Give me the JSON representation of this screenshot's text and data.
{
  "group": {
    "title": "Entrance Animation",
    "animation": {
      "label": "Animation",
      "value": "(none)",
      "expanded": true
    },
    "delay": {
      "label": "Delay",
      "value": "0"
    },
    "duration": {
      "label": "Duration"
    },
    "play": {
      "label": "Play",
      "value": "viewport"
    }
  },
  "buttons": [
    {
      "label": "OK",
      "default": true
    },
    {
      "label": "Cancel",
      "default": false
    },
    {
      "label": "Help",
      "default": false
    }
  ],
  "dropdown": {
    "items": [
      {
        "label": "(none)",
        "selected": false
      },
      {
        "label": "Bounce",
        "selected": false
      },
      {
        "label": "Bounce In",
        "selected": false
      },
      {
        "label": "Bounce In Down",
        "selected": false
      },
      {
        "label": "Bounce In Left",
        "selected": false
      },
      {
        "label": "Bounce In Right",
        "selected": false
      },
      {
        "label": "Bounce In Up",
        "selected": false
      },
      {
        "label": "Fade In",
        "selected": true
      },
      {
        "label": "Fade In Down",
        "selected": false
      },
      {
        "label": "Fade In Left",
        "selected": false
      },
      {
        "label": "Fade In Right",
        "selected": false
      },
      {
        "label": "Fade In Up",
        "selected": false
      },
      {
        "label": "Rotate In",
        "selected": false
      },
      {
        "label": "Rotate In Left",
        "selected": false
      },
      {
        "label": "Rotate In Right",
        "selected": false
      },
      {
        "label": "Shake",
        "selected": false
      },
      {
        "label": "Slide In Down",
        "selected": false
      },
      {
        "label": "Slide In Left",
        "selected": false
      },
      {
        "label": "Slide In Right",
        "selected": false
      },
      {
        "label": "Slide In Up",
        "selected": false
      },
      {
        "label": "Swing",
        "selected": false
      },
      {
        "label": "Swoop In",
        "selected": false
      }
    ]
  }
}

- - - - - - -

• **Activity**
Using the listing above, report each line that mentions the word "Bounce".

• **Solution to this exercise**
        "label": "Bounce",
        "label": "Bounce In",
        "label": "Bounce In Down",
        "label": "Bounce In Left",
        "label": "Bounce In Right",
        "label": "Bounce In Up",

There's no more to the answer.